Persons with disabilities who live in North Carolina and cannot work may be eligible for Social Security Disability (SSDI) or Supplemental Security Income (SSI). SSDI and SSI are federal programs that provide benefits to people who meet the Social Security Administration's (SSA's) definition of disabled. Even though these programs are federal, who makes the disability determination and how much a person can receive in SSI payments differs from state to state. North Carolina does not provide short-term disability benefits.
There are three different ways you may be able to apply for benefits, regardless of where you live: by phone (800-772-1213), in person at your local Social Security office (www.socialsecurity.gov/locator), or online, for SSDI only (www.ssa.gov/pgm/disability.htm).

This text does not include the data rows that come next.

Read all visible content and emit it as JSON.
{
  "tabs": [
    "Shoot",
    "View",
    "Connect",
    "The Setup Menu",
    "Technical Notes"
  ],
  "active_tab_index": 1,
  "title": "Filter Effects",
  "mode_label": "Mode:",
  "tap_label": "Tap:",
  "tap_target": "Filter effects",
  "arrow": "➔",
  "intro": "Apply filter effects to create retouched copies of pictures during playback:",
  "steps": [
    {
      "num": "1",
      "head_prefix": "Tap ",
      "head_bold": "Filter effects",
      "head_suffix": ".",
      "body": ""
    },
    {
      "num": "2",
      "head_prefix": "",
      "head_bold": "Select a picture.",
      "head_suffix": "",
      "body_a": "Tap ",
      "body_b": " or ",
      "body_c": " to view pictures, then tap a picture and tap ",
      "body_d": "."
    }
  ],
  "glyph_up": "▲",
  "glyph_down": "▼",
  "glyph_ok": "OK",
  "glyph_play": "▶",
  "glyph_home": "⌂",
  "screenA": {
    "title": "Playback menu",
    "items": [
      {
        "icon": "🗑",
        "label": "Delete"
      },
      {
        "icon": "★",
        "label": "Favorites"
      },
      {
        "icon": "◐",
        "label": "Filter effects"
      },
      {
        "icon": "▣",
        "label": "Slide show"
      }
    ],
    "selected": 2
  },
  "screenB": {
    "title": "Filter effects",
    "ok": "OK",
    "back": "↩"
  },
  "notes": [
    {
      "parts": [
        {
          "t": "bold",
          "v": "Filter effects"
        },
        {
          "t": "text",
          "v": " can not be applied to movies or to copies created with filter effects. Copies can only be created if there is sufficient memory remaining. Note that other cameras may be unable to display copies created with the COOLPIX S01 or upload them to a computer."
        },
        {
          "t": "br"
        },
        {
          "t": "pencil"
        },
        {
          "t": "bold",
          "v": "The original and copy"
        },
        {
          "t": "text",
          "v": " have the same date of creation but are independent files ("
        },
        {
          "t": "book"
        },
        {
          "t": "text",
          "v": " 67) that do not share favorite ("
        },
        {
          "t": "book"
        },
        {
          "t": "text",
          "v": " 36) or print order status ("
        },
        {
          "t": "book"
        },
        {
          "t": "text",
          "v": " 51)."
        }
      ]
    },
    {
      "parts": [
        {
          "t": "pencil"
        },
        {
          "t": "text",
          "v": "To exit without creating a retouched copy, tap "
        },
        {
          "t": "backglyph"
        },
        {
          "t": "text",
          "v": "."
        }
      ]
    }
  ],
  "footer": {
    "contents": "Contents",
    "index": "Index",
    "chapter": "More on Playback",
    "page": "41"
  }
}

After Social Security decides you meet the basic eligibility requirements (income level or amount of work credits), your application is sent to North Carolina's Disability Determination Services (DDS) agency. DDS, administered by the Department of Health and Human Services, is responsible for making the initial decisions about whether you are disabled. Here is the contact information:
North Carolina Disability Determination Services
P.O. Box 243
Raleigh, NC 27602
Phone: 919-212-3222, 800-804-5509
For more information, visit the DDS website.
North Carolina also pays a supplement to SSI recipients who live in adult care homes, family care homes, or group homes. it's called State-County Special Assistance. (An adult care home is one in which the management provides around the clock and unscheduled care to at least two residents.) If you receive basic care at an adult care home, you can get up to $1,228 per month from the state supplement and SSI combined ($1,182 goes to the facility). If you are in a special care unit for Alzheimer's at an adult care home, you can get up to $1,561 per month from the state supplement and SSI combined ($1,515 goes to the facility).
The state supplement payment is made under the State/County Special Assistance program. For more information, visit the North Carolina Department of Health and Human Services, Division of Aging and Adult Services website.
In North Carolina, if you are approved for SSI, you are automatically eligible for Medicaid. Your eligibility for Medicaid will begin the first day of the month you became eligible for SSI benefits and will continue as long as you remain eligible for SSI.
If you decide to get help for your disability case, you can find an experienced disability attorney in your area by visiting our disability attorney directory.